Interventions Edoxaban (15 mg once daily) or placebo.
Main Outcomes and Measures The primary efficacy end point was the composite of stroke or systemic embolism. The primary safety end point was International Society on Thrombosis and Hemostasis–defined major bleeding.
Results A total of 984 patients (mean [SD] age: age group 80-84 years, 82.2 [1.4] years; age group 85-89 years, 86.8 [1.4] years; age group ≥90 years, 92.3 [2.1] years; 565 women [57.4%]) were included in this study. In the placebo group, estimated (SE) event rates for stroke or systemic embolism increased with age and were 3.9% (1.2%) per patient-year in the group aged 80 to 84 years (n=181), 7.3% (1.7%) per patient-year in the group aged 85 to 89 years (n=184), and 10.1% (2.5%) per patient-year in the group aged 90 years or older (n=127). A 15-mg dose of edoxaban consistently decreased the event rates for stroke or systemic embolism with no interaction with age (80-84 years, hazard ratio [HR], 0.41; 95% CI, 0.13-1.31; P=.13; 85-89 years, HR, 0.42; 95% CI, 0.17-0.99; P = .05; ≥90 years, HR, 0.23; 95% CI, 0.08-0.68; P = .008; interaction P = .65). Major bleeding and major or clinically relevant nonmajor bleeding events were numerically higher with edoxaban, but the differences did not reach statistical significance, and there was no interaction with age. There was no difference in the event rate for all-cause death between the edoxaban and placebo groups in all age strata.

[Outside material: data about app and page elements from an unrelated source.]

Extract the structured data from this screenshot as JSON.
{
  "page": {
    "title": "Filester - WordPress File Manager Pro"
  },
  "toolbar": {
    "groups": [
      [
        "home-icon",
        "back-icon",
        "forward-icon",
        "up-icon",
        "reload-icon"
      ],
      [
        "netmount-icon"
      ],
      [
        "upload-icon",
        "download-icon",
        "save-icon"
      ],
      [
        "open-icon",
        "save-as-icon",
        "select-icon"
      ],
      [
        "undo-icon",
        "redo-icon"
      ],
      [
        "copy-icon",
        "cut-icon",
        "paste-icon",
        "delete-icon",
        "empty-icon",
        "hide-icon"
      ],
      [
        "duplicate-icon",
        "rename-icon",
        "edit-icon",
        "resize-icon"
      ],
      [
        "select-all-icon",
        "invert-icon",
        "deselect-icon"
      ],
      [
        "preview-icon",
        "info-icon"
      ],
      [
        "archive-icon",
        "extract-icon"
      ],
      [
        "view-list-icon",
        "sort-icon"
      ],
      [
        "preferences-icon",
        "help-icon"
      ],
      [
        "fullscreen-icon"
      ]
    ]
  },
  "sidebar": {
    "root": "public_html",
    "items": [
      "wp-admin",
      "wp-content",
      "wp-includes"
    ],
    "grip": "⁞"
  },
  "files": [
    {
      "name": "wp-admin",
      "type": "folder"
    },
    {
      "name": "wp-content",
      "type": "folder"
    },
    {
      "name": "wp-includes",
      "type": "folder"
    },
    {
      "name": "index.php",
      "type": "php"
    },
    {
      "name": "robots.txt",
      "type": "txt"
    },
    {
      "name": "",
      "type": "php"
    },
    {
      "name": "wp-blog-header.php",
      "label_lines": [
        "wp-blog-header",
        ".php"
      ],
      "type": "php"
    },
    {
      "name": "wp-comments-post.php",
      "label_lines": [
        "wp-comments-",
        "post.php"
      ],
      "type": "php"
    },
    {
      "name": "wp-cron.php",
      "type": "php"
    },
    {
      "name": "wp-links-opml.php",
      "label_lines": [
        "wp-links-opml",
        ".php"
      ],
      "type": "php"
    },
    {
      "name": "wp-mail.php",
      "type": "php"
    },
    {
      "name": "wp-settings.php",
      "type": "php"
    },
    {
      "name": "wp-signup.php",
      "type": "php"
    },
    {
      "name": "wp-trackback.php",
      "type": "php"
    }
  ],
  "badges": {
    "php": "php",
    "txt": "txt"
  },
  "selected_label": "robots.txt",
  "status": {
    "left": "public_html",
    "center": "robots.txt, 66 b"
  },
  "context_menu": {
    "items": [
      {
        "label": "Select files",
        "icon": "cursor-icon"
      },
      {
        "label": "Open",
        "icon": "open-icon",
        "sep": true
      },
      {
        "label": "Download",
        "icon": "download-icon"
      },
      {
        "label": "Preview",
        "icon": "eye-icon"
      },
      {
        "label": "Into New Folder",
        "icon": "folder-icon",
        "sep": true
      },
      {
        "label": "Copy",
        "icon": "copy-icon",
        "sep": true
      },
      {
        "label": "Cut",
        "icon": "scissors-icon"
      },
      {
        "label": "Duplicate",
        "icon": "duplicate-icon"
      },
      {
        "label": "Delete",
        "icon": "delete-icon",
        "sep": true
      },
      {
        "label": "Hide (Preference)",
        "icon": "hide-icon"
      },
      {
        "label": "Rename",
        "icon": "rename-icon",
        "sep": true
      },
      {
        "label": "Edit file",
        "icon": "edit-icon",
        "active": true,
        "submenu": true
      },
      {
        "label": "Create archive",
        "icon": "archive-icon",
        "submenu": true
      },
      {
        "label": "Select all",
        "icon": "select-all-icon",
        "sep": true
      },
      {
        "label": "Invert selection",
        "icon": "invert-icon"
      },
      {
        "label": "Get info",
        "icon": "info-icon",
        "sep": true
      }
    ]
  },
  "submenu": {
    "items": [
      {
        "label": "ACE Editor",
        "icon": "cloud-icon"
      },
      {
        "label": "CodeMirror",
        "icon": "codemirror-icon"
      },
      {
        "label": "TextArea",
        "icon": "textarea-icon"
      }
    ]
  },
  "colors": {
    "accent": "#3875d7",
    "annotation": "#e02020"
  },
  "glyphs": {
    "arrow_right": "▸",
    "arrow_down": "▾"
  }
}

Conclusions and Relevance Results of this subanalysis of the ELDERCARE–AF randomized clinical trial revealed that among Japanese patients aged 80 years or older with AF who were not considered candidates for standard OACs, a once-daily 15-mg dose of edoxaban was superior to placebo in preventing stroke or systemic embolism consistently across all 3 age strata, including those aged 90 years or older, albeit with a higher but nonstatistically significant incidence of bleeding.